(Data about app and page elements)
-----

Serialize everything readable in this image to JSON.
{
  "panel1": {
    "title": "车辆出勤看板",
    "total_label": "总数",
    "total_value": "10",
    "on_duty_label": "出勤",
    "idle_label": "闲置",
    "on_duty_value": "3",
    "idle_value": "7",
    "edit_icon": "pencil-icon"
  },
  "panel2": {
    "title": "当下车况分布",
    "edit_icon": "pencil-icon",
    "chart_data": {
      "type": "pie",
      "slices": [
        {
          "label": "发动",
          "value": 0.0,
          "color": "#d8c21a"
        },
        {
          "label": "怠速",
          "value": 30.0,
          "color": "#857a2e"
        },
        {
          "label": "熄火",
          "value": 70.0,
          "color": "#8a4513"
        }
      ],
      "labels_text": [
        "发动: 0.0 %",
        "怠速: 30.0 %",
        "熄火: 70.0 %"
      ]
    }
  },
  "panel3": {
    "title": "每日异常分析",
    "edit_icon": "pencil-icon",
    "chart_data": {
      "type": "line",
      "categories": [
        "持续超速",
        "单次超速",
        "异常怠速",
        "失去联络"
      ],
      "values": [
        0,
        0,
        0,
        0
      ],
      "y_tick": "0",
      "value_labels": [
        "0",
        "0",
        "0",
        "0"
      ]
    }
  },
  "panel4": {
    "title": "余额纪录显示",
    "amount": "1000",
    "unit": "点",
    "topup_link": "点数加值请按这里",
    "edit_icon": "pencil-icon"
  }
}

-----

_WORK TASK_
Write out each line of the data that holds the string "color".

_EXPECTED ANSWER_
          "color": "#d8c21a"
          "color": "#857a2e"
          "color": "#8a4513"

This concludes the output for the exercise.